By Dan Spencer
This week the business of government stopped for the celebration of Christmas.
The king and court spent Christmas day at the Palace of Westminster, which is likely to have been richly decorated with holly and ivy (Christmas decorations of a sort already existed in the fifteenth century!). A poem dating from the fifteenth century (of unclear date, quoted from Hutton’s The Rise and Fall of Merry England) states:
Nay, ivy, nay, it shall not be, I wys,
Let holly have the master as the manner is,
Holly stood in the hall, fair to behold,
Ivy stood without the door, she is full sore a-cold

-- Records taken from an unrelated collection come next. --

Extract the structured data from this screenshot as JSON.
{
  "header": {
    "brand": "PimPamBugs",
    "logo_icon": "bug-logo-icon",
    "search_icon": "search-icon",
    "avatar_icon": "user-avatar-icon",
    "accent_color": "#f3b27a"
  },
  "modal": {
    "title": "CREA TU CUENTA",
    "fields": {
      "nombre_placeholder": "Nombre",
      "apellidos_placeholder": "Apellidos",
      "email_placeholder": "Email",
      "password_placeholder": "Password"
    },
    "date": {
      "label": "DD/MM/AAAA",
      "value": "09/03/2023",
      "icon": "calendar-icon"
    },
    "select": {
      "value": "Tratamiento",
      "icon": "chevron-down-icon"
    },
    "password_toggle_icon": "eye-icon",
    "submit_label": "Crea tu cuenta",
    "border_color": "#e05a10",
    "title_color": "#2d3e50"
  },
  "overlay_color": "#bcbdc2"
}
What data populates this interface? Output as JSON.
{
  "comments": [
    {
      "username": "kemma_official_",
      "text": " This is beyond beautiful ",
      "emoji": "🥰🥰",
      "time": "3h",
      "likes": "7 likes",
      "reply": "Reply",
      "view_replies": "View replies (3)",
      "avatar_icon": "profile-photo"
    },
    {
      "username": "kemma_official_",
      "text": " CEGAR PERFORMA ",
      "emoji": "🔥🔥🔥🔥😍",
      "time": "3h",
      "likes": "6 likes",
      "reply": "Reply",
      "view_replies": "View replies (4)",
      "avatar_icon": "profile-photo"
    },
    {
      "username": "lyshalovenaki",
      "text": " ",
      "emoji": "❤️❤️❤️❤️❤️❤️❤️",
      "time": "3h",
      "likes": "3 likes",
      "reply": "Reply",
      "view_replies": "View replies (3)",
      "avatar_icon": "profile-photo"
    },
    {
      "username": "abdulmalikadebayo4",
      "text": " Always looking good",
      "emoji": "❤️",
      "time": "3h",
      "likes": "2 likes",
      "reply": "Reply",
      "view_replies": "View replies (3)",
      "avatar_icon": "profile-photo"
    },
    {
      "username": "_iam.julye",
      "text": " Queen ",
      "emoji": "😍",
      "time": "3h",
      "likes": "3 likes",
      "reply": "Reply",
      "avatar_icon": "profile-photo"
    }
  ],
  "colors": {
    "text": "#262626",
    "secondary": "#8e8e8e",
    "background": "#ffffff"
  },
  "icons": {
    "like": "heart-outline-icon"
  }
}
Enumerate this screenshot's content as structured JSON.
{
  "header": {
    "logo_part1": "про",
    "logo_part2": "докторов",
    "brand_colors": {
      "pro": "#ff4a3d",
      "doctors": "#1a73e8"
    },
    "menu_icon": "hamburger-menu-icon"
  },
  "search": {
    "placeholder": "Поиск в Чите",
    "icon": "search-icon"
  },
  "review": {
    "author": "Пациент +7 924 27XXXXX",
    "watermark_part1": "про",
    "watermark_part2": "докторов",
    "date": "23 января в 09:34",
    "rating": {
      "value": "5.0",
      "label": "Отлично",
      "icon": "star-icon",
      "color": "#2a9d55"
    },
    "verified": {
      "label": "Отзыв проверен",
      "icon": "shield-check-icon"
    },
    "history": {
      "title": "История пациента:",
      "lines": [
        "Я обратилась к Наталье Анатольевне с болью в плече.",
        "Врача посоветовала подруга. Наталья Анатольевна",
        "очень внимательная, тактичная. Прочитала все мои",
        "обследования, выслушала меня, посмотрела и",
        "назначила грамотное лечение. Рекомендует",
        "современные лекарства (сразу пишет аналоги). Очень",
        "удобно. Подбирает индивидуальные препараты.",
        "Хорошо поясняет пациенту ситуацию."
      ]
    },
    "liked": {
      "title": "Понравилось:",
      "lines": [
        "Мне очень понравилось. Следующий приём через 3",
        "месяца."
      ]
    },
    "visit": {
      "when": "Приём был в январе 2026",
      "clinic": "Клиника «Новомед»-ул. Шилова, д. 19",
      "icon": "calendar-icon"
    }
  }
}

Christmas (from the Middle English for Christ’s Mass) was characterised by lavish banquets, which were to continue on the following days up until Twelfth Night. For instance a Christmas day feast for Richard II in 1377 saw the consumption of twenty-eight oxen and three hundred sheep. Accounts from noble households of the period show that musicians were often employed at this time. Dame Alice Harper paid for a harper to perform on a regular basis from Christmas to New Year in 1412, whereas the earl of Warwick’s family paid for eleven minstrels to entertain them at Berkeley Castle in 1420. Other events would have included re-enactments of the Nativity and gifts of pennies to paupers. St Stephen’s Chapel, a royal private chapel at Westminster Palace, would have been beautifully lit up with candles where the king would have observed the three masses proscribed for the feast of the Nativity and other religious services. Further entertainment would be provided by performances put on by mummers who wore bizarre costumes and who took part in ‘disguising games’. The authorities could be mistrustful of such activities, however, with the Corporation of the City of London forbidding mummery, plays and other such festivities during the holy time of ‘Cristemes’ under pain of imprisonment in 1418. Christmas was also a time, it appears, when the servants of the aldermen of the city tried to abuse their position by obtaining gifts from brewers, bakers, cooks and other victuallers by begging and threats of violence. This practice was forbidden in 1419, with offenders to lose their jobs if caught.
This information came from Ian Mortiner, 1415: Henry V’s Year of Glory (London: Bodley Head, 2009), p. 20; Ronald Hutton, The Rise and Fall of Merry England: The Ritual Year 1400-1700 (Oxford: Oxford University Press, 1994), pp. 6, 52, 55; Alexander Murray, ‘Medieval Christmas’, History Today, 36 (1986), pp. 34-5; ‘Memorials: 1418’, in Memorials of London and London Life in the 13th, 14th and 15th Centuries, ed. H T Riley (London, 1868), pp. 660-669 http://www.british-history.ac.uk/no-series/memorials-london-life/pp660-669 (accessed 11 December 2014); ‘Memorials: 1419’, in Memorials of London and London life in the 13th, 14th and 15th Centuries, ed. H T Riley (London, 1868), pp. 669-677 http://www.british-history.ac.uk/no-series/memorials-london-life/pp669-677 (accessed 11 December 2014)
Picture is of a reconstructed view of the Palace pf Westminster in the time of Henry VIII drawn in 1884, author H J Brewer, taken from Wikipedia and is in the Public Domain